There is a considerable volume of British and European legislation controlling the manufacture of dog food but it barely considers the health of the animals eating it. Its real purpose is to protect the human food chain. This quote taken from the guidance given to pet food manufacturers, demonstrates how little the government cares:
“For pets, the main part of the risk assessment when setting the maximum permitted levels for undesirable substances will generally be the extent to which the animal can tolerate them”
In other words, it is legal to use undesirable substances in dog food providing they don’t kill the animal immediately.
Another disturbing quote from the same guide refers to ingredients:
“The material of animal origin used by the pet food industry comprises those parts of animals which are either deemed surplus to human consumption or are not normally consumed by people, and derived from animals inspected and passed as fit for human consumption prior to slaughter. Animal material of this nature, which is not intended for human consumption, is classified as animal by-products under the EC Regulation”
As Ian Billinghurst, author of Give Your Dog a Bone, says:
“Our dogs’ disease problems are increasing on a par with their increasing consumption of processed and cooked foods … dog food manufacturers take useless waste from the human food industry and sell it as dog food. Why do they bother? Advertising implies that they are there to promote the health of dogs. Their primary concern is in fact profit. The laws which govern dog food production do not require it to promote health, reproduction, growth or longevity”
If one cares about dogs it is very easy to get worked up about the processed dog food industry. It is a scandal waiting to happen. The only difference between this situation and what occurred with tobacco, asbestos, powdered milk formula, fast food and all the other consumer campaigns that have led to major changes is that the victims of the processed dog food industry can’t speak for themselves.
It’s all about profit
It isn’t just that the legislation doesn’t consider canine health; it is entirely skewed in the manufacturers’ favour. As you can see from the quotes above, they can put in almost any ingredient they want (providing it doesn’t actually poison the dog) and can be misleading in what they tell consumers. How did this happen? Since the industry came into being, manufacturers have managed to persuade both the public and legislators that they are experts and can be trusted. They have used clever marketing techniques and veterinary endorsements to great effect and have been much aided by consumer demand for convenience.

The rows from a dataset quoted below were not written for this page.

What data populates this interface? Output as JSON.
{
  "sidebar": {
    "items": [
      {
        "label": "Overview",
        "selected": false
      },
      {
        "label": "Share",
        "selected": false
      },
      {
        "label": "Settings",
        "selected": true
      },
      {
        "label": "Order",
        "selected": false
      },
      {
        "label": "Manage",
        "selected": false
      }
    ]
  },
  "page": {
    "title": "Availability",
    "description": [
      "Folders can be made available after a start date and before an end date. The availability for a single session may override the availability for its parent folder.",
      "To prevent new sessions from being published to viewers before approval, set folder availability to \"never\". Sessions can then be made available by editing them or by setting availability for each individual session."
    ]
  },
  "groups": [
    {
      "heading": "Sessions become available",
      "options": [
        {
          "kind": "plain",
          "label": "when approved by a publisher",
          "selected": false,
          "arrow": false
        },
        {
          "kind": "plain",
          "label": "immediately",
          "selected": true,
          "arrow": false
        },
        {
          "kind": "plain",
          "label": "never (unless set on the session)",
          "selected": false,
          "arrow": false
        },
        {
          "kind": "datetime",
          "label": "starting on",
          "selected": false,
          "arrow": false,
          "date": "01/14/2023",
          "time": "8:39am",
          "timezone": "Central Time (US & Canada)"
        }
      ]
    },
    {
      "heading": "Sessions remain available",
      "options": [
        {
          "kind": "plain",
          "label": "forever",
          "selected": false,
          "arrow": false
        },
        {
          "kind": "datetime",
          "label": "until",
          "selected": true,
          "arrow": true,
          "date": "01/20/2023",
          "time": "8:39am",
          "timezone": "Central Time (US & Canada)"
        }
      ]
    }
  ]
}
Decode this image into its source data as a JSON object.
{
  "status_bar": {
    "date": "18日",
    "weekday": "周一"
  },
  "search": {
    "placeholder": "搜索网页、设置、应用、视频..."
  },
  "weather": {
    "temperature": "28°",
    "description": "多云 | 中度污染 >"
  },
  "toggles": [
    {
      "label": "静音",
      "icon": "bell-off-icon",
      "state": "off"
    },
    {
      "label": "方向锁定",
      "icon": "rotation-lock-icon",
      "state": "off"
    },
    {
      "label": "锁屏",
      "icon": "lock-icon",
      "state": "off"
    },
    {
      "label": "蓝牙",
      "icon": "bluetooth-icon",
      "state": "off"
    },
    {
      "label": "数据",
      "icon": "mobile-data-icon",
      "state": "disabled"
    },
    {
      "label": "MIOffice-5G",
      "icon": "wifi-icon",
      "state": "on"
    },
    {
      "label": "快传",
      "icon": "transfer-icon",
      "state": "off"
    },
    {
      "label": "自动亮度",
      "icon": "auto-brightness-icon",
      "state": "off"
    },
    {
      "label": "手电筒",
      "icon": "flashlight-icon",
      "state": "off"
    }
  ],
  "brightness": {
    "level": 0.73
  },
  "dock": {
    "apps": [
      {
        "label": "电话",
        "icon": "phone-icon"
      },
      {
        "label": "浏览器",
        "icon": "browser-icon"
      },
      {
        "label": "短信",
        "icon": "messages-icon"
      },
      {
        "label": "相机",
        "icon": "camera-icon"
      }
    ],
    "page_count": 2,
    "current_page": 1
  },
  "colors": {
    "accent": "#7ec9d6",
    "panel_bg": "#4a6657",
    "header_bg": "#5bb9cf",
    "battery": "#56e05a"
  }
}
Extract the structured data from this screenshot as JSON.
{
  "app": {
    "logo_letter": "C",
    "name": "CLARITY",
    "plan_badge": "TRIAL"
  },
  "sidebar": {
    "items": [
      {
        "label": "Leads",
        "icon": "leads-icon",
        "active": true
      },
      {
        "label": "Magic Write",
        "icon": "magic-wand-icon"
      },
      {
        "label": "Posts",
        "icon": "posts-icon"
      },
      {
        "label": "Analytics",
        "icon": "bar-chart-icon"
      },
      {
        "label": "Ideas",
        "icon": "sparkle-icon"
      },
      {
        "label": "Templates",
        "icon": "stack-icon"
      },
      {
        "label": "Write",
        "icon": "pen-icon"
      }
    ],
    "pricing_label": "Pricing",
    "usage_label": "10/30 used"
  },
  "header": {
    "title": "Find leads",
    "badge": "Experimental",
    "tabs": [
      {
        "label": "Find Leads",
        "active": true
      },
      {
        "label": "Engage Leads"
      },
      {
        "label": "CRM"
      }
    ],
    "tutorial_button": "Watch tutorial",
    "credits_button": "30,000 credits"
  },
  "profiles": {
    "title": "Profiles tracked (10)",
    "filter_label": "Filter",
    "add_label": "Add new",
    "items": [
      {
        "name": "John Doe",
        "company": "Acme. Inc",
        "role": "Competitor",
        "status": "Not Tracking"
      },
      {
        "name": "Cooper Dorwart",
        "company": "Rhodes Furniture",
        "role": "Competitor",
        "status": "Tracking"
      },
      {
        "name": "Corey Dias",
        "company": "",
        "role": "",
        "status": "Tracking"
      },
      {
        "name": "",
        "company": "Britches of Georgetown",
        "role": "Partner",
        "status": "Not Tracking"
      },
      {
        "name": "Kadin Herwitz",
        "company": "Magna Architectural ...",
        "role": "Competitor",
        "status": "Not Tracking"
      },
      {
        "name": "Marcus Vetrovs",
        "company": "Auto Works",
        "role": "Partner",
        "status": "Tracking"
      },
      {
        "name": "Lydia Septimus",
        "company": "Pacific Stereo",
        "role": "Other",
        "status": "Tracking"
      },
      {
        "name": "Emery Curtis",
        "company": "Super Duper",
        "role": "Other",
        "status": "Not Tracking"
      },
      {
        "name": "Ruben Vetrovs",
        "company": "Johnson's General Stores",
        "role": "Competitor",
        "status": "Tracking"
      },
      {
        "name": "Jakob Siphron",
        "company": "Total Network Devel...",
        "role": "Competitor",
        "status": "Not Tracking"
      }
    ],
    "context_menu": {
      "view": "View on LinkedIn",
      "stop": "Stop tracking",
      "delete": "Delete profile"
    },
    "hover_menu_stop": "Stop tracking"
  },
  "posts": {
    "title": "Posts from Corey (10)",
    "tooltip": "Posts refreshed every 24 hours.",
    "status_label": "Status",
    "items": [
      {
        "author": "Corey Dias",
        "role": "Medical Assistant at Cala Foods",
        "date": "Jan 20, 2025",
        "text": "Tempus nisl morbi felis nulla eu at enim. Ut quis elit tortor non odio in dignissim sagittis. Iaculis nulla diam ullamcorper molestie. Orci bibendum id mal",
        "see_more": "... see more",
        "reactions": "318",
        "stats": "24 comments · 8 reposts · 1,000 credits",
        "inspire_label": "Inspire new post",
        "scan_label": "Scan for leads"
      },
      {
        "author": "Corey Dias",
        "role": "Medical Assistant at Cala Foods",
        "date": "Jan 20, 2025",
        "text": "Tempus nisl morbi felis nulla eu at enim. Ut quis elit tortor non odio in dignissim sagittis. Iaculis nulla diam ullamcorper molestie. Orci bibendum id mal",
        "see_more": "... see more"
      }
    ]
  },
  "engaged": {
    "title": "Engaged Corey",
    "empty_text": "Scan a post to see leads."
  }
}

It also helps that for many years the industry has been dominated by five multinational corporations, which between them control around 80% of the worldwide market. They are Nestlé’s (Purina, Bakers &c.), Del Monte (the Heinz range of pet foods), MasterFoods/Mars (Royal Canin, Pedigree &c.), Procter & Gamble (Iams, Eukanuba &c.) and Colgate-Palmolive (Hill’s Science Diet, Nature’s Best &c.).
These companies lobby hard to ensure that their business interests aren’t disturbed by unhelpful legislation. Their biggest single market is the USA, where pet food accounts for $15 billion a year. But the UK market is still sizeable with over £1 billion a year spent on dog food alone.
It isn’t just the overall size of the market that makes it so attractive to manufacturers. Processed dog food is incredibly profitable. As one commentator pointed out:
“What most consumers don’t realise is that the pet food industry is an extension of the human food and agriculture industries. Pet food provides a convenient way for slaughterhouse offal, grains considered unfit for human consumption and similar waste products to be turned into profit”
Life expectancy of dogs on kibble versus those on raw
There’s an Australian study (quoted by Mogens Eliasen) in which it was demonstrated that a dog’s life expectancy increased by 30% when fed a raw, natural diet. Dogs that normally were expected to live until age 12 maintained a healthy life until they were 16 years old. This rather implies that dogs fed a processed food diet are leading shorter lives.